▶ _THE TASK_: Could you please find each line in the records that contains the word "DATA" and copy it?

▶ _EXTRACTED MATERIAL_:
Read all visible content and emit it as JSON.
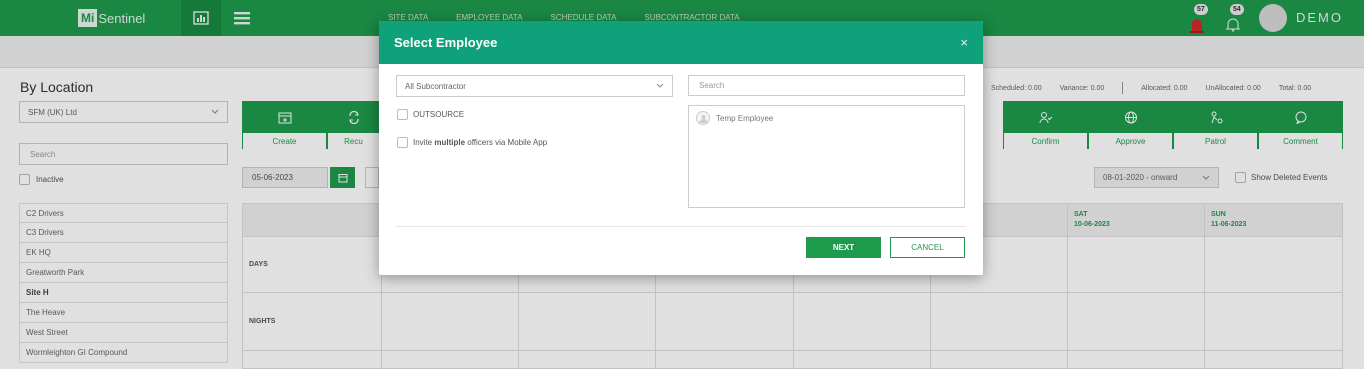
{
  "topbar": {
    "logo_mark": "Mi",
    "logo_text": "Sentinel",
    "nav": [
      "SITE DATA",
      "EMPLOYEE DATA",
      "SCHEDULE DATA",
      "SUBCONTRACTOR DATA"
    ],
    "badge_alerts": "57",
    "badge_notifications": "54",
    "user": "DEMO"
  },
  "left": {
    "heading": "By Location",
    "company_select": "SFM (UK) Ltd",
    "search_placeholder": "Search",
    "inactive_label": "Inactive",
    "locations": [
      "C2 Drivers",
      "C3 Drivers",
      "EK HQ",
      "Greatworth Park",
      "Site H",
      "The Heave",
      "West Street",
      "Wormleighton GI Compound"
    ]
  },
  "actions": {
    "items": [
      "Create",
      "Recu",
      "Confirm",
      "Approve",
      "Patrol",
      "Comment"
    ]
  },
  "toolbar": {
    "date": "05-06-2023",
    "date_range": "08-01-2020 - onward",
    "show_deleted": "Show Deleted Events"
  },
  "stats": {
    "scheduled": "Scheduled: 0.00",
    "variance": "Variance: 0.00",
    "allocated": "Allocated: 0.00",
    "unallocated": "UnAllocated: 0.00",
    "total": "Total: 0.00"
  },
  "schedule": {
    "rows": [
      "DAYS",
      "NIGHTS"
    ],
    "days": [
      {
        "name": "SAT",
        "date": "10-06-2023"
      },
      {
        "name": "SUN",
        "date": "11-06-2023"
      }
    ]
  },
  "modal": {
    "title": "Select Employee",
    "close": "×",
    "subcontractor_select": "All Subcontractor",
    "search_placeholder": "Search",
    "outsource_label": "OUTSOURCE",
    "invite_prefix": "Invite ",
    "invite_bold": "multiple",
    "invite_suffix": " officers via Mobile App",
    "employees": [
      "Temp Employee"
    ],
    "next_label": "NEXT",
    "cancel_label": "CANCEL"
  },
  "colors": {
    "brand_green": "#1e9a4d",
    "modal_header": "#0fa27a"
  }
}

▶ _YOUR SOLUTION_:
      "SITE DATA",
      "EMPLOYEE DATA",
      "SCHEDULE DATA",
      "SUBCONTRACTOR DATA"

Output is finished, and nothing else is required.